*** Opening of Data section ***

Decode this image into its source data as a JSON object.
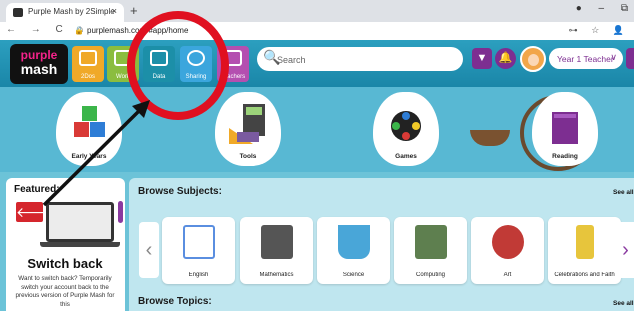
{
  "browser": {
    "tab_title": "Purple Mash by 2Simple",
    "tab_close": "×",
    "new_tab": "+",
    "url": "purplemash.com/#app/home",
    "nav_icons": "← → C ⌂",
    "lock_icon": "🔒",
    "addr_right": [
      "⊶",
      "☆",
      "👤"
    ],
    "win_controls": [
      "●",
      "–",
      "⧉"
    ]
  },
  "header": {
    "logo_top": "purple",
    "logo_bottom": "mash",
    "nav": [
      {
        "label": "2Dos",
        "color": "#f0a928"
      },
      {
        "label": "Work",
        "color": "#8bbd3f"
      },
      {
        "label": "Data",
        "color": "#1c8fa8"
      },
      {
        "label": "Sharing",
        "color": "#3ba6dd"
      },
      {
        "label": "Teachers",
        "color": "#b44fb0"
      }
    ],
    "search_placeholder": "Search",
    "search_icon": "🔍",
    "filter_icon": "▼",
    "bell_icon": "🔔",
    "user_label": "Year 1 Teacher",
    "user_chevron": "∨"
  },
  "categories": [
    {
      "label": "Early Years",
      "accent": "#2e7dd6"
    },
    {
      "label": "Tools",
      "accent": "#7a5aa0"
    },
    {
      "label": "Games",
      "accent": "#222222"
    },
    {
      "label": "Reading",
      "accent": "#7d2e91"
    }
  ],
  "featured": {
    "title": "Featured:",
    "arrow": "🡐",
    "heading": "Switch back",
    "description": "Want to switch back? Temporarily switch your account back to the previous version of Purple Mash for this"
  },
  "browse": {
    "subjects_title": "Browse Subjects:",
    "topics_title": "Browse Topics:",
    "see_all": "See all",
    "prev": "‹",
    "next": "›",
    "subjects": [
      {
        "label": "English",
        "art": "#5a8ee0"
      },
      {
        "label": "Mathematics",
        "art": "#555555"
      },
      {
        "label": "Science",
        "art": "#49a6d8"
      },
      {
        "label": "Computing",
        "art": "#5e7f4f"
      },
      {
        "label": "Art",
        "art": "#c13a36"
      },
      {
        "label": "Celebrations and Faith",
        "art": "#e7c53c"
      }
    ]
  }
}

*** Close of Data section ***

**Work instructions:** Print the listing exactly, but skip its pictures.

**Result of the task:**
Decode this image into its source data as a JSON object.
{
  "browser": {
    "tab_title": "Purple Mash by 2Simple",
    "tab_close": "×",
    "new_tab": "+",
    "url": "purplemash.com/#app/home",
    "nav_icons": "← → C ⌂",
    "lock_icon": "🔒",
    "addr_right": [
      "⊶",
      "☆",
      "👤"
    ],
    "win_controls": [
      "●",
      "–",
      "⧉"
    ]
  },
  "header": {
    "logo_top": "purple",
    "logo_bottom": "mash",
    "nav": [
      {
        "label": "2Dos",
        "color": "#f0a928"
      },
      {
        "label": "Work",
        "color": "#8bbd3f"
      },
      {
        "label": "Data",
        "color": "#1c8fa8"
      },
      {
        "label": "Sharing",
        "color": "#3ba6dd"
      },
      {
        "label": "Teachers",
        "color": "#b44fb0"
      }
    ],
    "search_placeholder": "Search",
    "search_icon": "🔍",
    "filter_icon": "▼",
    "bell_icon": "🔔",
    "user_label": "Year 1 Teacher",
    "user_chevron": "∨"
  },
  "categories": [
    {
      "label": "Early Years",
      "accent": "#2e7dd6"
    },
    {
      "label": "Tools",
      "accent": "#7a5aa0"
    },
    {
      "label": "Games",
      "accent": "#222222"
    },
    {
      "label": "Reading",
      "accent": "#7d2e91"
    }
  ],
  "featured": {
    "title": "Featured:",
    "arrow": "🡐",
    "heading": "Switch back",
    "description": "Want to switch back? Temporarily switch your account back to the previous version of Purple Mash for this"
  },
  "browse": {
    "subjects_title": "Browse Subjects:",
    "topics_title": "Browse Topics:",
    "see_all": "See all",
    "prev": "‹",
    "next": "›",
    "subjects": [
      {
        "label": "English",
        "art": "#5a8ee0"
      },
      {
        "label": "Mathematics",
        "art": "#555555"
      },
      {
        "label": "Science",
        "art": "#49a6d8"
      },
      {
        "label": "Computing",
        "art": "#5e7f4f"
      },
      {
        "label": "Art",
        "art": "#c13a36"
      },
      {
        "label": "Celebrations and Faith",
        "art": "#e7c53c"
      }
    ]
  }
}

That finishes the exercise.